Chicory (cichorium intybus)

Chicory is something that you may have heard of in the context of flavouring (especially of tea and coffee, which is from the variety sativum), but you may not have recognised its wildflower cousin, cichorium intybus (common chicory) when you have seen it in the countryside. Found in many countries throughout the world as a native species, including Britain and parts of Europe, this wildflower is usually blue, though is occasionally pink or white, and is a member of the daisy family.

Where to see common chicory

Often found in meadows and hedgerows, the perennial chicory plant has a single stalk with numerous short offshoots, at the ends of which grow the flowers. When first emerging, the bright blue wildflowers’ petals are curved inwards lengthways, and look a little like very small bananas. When the petals unroll you can see that they have serrated tips, typically with five points to each tip; these are in fact five narrow petals fused together to form a single petal. When fully developed, the flower heads are about the same size as a dandelion flower, and they bloom between late spring and late autumn.

In the centre of the flower are dark blue and light blue striped anther tubes from which extend the stamen, which are split. The sepals from which the flowers sprout are green, hairy and have reddish tips. The leaves are narrow and pointed and covered in fine hairs.

Chicory for gardeners and beekeepers

Crucially for gardeners, cichorium intybus is featured on the RHS Perfect for Pollinators list. The RHS list is a great resource for anyone searching for wildflowers for their gardens or allotments that will attract fauna (especially bees, which we all know are struggling to thrive at the moment). The honeybee is particularly drawn to chicory, which makes this a great addition to any garden.

Chicory for medicinal use

Traditionally, chicory has been used in herbal medicine to treat a range of gastrointestinal ailments including gastroenteritis, gallstones and constipation; it has also been used to treat gout and jaundice. It is not recommended for consumption during pregnancy.

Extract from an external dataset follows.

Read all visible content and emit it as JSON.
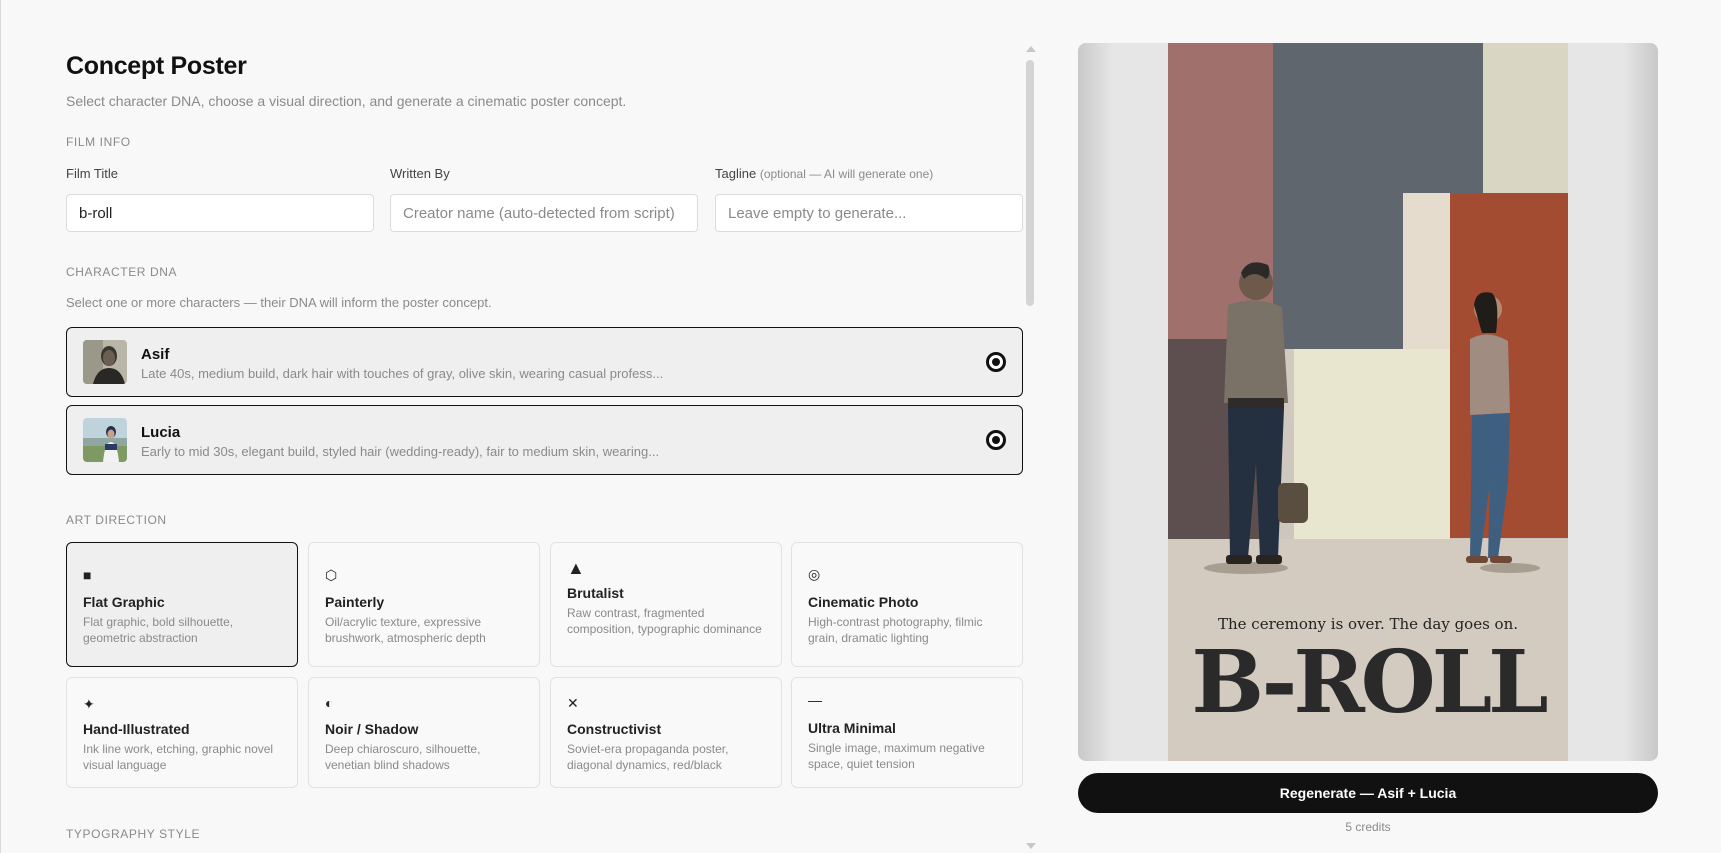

The young leaves are often used in salads (though these are more palatable if blanched, as the raw leaves are rather bitter).

Growing chicory

Chicory is available as part of Turfonline’s range of wildflower-sown turf, perfect for adding to your garden as a natural border or as a wildflower feature. As part of a wide range of pre-seeded wildflowers within the turf, it will add a splash of blue to your garden and attract those bees, helping them to survive. The wildflowers included in Meadowmat turf feature on the RHS Perfect for Pollinators list and flower at various times during the year to maximise the bloom time within your garden, making them not only beautiful to look at and enjoy but also vital for the survival of many species of bees and pollinating insects.